◆ **What you need to do**:
Nothing in the data may be altered; copy it all exactly.

◆ **Data extract**:
********************
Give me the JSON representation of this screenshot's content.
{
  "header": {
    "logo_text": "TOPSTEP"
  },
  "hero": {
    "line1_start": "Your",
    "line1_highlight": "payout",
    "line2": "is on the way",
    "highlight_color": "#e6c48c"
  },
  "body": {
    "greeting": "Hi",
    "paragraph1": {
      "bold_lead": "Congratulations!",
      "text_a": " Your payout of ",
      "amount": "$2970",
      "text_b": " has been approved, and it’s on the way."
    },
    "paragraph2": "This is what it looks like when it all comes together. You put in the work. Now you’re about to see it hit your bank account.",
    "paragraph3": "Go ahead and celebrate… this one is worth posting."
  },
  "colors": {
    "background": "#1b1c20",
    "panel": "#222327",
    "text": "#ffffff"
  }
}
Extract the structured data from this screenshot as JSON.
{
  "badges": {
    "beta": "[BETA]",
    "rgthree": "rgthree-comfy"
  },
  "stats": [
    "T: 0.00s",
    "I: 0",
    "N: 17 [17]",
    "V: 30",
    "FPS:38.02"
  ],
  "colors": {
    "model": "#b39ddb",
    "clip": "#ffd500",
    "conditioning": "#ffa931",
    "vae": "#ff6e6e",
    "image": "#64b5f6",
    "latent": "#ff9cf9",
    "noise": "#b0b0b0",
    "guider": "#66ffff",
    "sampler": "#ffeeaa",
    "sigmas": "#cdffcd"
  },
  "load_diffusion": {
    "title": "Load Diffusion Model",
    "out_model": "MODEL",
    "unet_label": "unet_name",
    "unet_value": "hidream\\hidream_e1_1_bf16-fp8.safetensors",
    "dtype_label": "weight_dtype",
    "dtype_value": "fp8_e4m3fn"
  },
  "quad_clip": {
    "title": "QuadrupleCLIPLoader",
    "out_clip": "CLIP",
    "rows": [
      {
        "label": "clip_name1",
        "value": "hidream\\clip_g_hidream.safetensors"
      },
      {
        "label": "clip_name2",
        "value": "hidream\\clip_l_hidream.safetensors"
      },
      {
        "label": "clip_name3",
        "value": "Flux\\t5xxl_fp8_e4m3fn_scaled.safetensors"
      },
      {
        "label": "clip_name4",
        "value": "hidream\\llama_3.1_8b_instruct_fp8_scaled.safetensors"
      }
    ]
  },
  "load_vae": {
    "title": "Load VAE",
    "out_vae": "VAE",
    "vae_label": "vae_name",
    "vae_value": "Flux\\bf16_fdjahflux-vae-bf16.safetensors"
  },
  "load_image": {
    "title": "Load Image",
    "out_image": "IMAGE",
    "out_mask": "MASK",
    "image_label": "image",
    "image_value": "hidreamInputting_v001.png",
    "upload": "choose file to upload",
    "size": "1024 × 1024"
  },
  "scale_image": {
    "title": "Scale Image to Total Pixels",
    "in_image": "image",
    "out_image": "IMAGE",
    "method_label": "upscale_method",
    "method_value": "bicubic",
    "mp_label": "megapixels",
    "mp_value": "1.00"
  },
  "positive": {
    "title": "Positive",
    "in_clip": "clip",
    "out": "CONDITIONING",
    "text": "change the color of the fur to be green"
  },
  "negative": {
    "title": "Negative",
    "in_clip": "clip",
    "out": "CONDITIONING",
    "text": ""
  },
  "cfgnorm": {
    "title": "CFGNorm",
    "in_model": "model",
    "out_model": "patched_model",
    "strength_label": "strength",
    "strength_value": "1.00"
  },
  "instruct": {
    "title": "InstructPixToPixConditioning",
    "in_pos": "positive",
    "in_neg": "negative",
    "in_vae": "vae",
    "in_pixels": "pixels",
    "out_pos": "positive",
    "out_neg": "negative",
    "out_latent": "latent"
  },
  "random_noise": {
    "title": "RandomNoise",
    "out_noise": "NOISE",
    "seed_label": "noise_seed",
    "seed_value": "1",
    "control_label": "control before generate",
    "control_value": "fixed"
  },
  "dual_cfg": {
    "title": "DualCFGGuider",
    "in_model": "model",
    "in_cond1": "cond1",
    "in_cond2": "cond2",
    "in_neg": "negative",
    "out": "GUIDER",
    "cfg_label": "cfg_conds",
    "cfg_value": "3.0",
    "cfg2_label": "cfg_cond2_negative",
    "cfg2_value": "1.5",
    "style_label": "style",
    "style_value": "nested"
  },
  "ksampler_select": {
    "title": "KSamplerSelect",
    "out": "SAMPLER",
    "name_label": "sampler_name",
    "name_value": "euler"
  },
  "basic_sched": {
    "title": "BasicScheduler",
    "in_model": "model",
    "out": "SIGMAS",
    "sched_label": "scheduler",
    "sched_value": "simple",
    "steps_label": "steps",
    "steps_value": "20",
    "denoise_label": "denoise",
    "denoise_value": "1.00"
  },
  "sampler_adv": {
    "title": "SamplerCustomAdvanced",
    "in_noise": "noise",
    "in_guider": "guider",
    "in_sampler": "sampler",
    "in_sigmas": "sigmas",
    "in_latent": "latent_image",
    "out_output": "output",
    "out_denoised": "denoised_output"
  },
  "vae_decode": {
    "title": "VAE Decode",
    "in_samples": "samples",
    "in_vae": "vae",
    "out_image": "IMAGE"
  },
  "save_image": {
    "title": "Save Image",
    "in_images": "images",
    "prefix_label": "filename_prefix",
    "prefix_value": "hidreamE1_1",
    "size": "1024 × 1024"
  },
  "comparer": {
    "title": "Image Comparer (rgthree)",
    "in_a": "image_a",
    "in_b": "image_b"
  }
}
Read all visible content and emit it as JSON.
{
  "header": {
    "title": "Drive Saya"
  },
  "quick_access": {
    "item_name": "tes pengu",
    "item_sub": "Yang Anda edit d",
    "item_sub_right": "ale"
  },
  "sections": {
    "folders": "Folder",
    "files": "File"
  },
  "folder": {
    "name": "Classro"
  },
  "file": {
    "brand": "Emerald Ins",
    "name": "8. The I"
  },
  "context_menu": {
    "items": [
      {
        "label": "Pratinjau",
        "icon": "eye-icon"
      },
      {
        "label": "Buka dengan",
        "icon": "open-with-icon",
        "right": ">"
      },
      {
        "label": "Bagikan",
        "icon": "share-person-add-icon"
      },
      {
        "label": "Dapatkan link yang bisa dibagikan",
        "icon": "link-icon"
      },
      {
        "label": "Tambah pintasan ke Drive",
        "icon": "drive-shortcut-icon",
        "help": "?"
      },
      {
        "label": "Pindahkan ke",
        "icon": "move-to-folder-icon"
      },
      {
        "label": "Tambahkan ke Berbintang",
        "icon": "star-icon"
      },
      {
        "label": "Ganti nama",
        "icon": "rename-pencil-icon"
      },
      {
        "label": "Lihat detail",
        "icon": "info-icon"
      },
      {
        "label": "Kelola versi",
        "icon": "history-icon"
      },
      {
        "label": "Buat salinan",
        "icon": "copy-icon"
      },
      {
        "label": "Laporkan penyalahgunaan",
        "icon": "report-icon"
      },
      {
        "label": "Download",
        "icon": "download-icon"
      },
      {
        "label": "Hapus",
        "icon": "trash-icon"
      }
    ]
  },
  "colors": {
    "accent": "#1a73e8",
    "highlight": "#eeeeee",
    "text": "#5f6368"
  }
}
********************
◆ **Expected answer**:
Give me the JSON representation of this screenshot's content.
{
  "header": {
    "logo_text": "TOPSTEP"
  },
  "hero": {
    "line1_start": "Your",
    "line1_highlight": "payout",
    "line2": "is on the way",
    "highlight_color": "#e6c48c"
  },
  "body": {
    "greeting": "Hi",
    "paragraph1": {
      "bold_lead": "Congratulations!",
      "text_a": " Your payout of ",
      "amount": "$2970",
      "text_b": " has been approved, and it’s on the way."
    },
    "paragraph2": "This is what it looks like when it all comes together. You put in the work. Now you’re about to see it hit your bank account.",
    "paragraph3": "Go ahead and celebrate… this one is worth posting."
  },
  "colors": {
    "background": "#1b1c20",
    "panel": "#222327",
    "text": "#ffffff"
  }
}
Extract the structured data from this screenshot as JSON.
{
  "badges": {
    "beta": "[BETA]",
    "rgthree": "rgthree-comfy"
  },
  "stats": [
    "T: 0.00s",
    "I: 0",
    "N: 17 [17]",
    "V: 30",
    "FPS:38.02"
  ],
  "colors": {
    "model": "#b39ddb",
    "clip": "#ffd500",
    "conditioning": "#ffa931",
    "vae": "#ff6e6e",
    "image": "#64b5f6",
    "latent": "#ff9cf9",
    "noise": "#b0b0b0",
    "guider": "#66ffff",
    "sampler": "#ffeeaa",
    "sigmas": "#cdffcd"
  },
  "load_diffusion": {
    "title": "Load Diffusion Model",
    "out_model": "MODEL",
    "unet_label": "unet_name",
    "unet_value": "hidream\\hidream_e1_1_bf16-fp8.safetensors",
    "dtype_label": "weight_dtype",
    "dtype_value": "fp8_e4m3fn"
  },
  "quad_clip": {
    "title": "QuadrupleCLIPLoader",
    "out_clip": "CLIP",
    "rows": [
      {
        "label": "clip_name1",
        "value": "hidream\\clip_g_hidream.safetensors"
      },
      {
        "label": "clip_name2",
        "value": "hidream\\clip_l_hidream.safetensors"
      },
      {
        "label": "clip_name3",
        "value": "Flux\\t5xxl_fp8_e4m3fn_scaled.safetensors"
      },
      {
        "label": "clip_name4",
        "value": "hidream\\llama_3.1_8b_instruct_fp8_scaled.safetensors"
      }
    ]
  },
  "load_vae": {
    "title": "Load VAE",
    "out_vae": "VAE",
    "vae_label": "vae_name",
    "vae_value": "Flux\\bf16_fdjahflux-vae-bf16.safetensors"
  },
  "load_image": {
    "title": "Load Image",
    "out_image": "IMAGE",
    "out_mask": "MASK",
    "image_label": "image",
    "image_value": "hidreamInputting_v001.png",
    "upload": "choose file to upload",
    "size": "1024 × 1024"
  },
  "scale_image": {
    "title": "Scale Image to Total Pixels",
    "in_image": "image",
    "out_image": "IMAGE",
    "method_label": "upscale_method",
    "method_value": "bicubic",
    "mp_label": "megapixels",
    "mp_value": "1.00"
  },
  "positive": {
    "title": "Positive",
    "in_clip": "clip",
    "out": "CONDITIONING",
    "text": "change the color of the fur to be green"
  },
  "negative": {
    "title": "Negative",
    "in_clip": "clip",
    "out": "CONDITIONING",
    "text": ""
  },
  "cfgnorm": {
    "title": "CFGNorm",
    "in_model": "model",
    "out_model": "patched_model",
    "strength_label": "strength",
    "strength_value": "1.00"
  },
  "instruct": {
    "title": "InstructPixToPixConditioning",
    "in_pos": "positive",
    "in_neg": "negative",
    "in_vae": "vae",
    "in_pixels": "pixels",
    "out_pos": "positive",
    "out_neg": "negative",
    "out_latent": "latent"
  },
  "random_noise": {
    "title": "RandomNoise",
    "out_noise": "NOISE",
    "seed_label": "noise_seed",
    "seed_value": "1",
    "control_label": "control before generate",
    "control_value": "fixed"
  },
  "dual_cfg": {
    "title": "DualCFGGuider",
    "in_model": "model",
    "in_cond1": "cond1",
    "in_cond2": "cond2",
    "in_neg": "negative",
    "out": "GUIDER",
    "cfg_label": "cfg_conds",
    "cfg_value": "3.0",
    "cfg2_label": "cfg_cond2_negative",
    "cfg2_value": "1.5",
    "style_label": "style",
    "style_value": "nested"
  },
  "ksampler_select": {
    "title": "KSamplerSelect",
    "out": "SAMPLER",
    "name_label": "sampler_name",
    "name_value": "euler"
  },
  "basic_sched": {
    "title": "BasicScheduler",
    "in_model": "model",
    "out": "SIGMAS",
    "sched_label": "scheduler",
    "sched_value": "simple",
    "steps_label": "steps",
    "steps_value": "20",
    "denoise_label": "denoise",
    "denoise_value": "1.00"
  },
  "sampler_adv": {
    "title": "SamplerCustomAdvanced",
    "in_noise": "noise",
    "in_guider": "guider",
    "in_sampler": "sampler",
    "in_sigmas": "sigmas",
    "in_latent": "latent_image",
    "out_output": "output",
    "out_denoised": "denoised_output"
  },
  "vae_decode": {
    "title": "VAE Decode",
    "in_samples": "samples",
    "in_vae": "vae",
    "out_image": "IMAGE"
  },
  "save_image": {
    "title": "Save Image",
    "in_images": "images",
    "prefix_label": "filename_prefix",
    "prefix_value": "hidreamE1_1",
    "size": "1024 × 1024"
  },
  "comparer": {
    "title": "Image Comparer (rgthree)",
    "in_a": "image_a",
    "in_b": "image_b"
  }
}
Read all visible content and emit it as JSON.
{
  "header": {
    "title": "Drive Saya"
  },
  "quick_access": {
    "item_name": "tes pengu",
    "item_sub": "Yang Anda edit d",
    "item_sub_right": "ale"
  },
  "sections": {
    "folders": "Folder",
    "files": "File"
  },
  "folder": {
    "name": "Classro"
  },
  "file": {
    "brand": "Emerald Ins",
    "name": "8. The I"
  },
  "context_menu": {
    "items": [
      {
        "label": "Pratinjau",
        "icon": "eye-icon"
      },
      {
        "label": "Buka dengan",
        "icon": "open-with-icon",
        "right": ">"
      },
      {
        "label": "Bagikan",
        "icon": "share-person-add-icon"
      },
      {
        "label": "Dapatkan link yang bisa dibagikan",
        "icon": "link-icon"
      },
      {
        "label": "Tambah pintasan ke Drive",
        "icon": "drive-shortcut-icon",
        "help": "?"
      },
      {
        "label": "Pindahkan ke",
        "icon": "move-to-folder-icon"
      },
      {
        "label": "Tambahkan ke Berbintang",
        "icon": "star-icon"
      },
      {
        "label": "Ganti nama",
        "icon": "rename-pencil-icon"
      },
      {
        "label": "Lihat detail",
        "icon": "info-icon"
      },
      {
        "label": "Kelola versi",
        "icon": "history-icon"
      },
      {
        "label": "Buat salinan",
        "icon": "copy-icon"
      },
      {
        "label": "Laporkan penyalahgunaan",
        "icon": "report-icon"
      },
      {
        "label": "Download",
        "icon": "download-icon"
      },
      {
        "label": "Hapus",
        "icon": "trash-icon"
      }
    ]
  },
  "colors": {
    "accent": "#1a73e8",
    "highlight": "#eeeeee",
    "text": "#5f6368"
  }
}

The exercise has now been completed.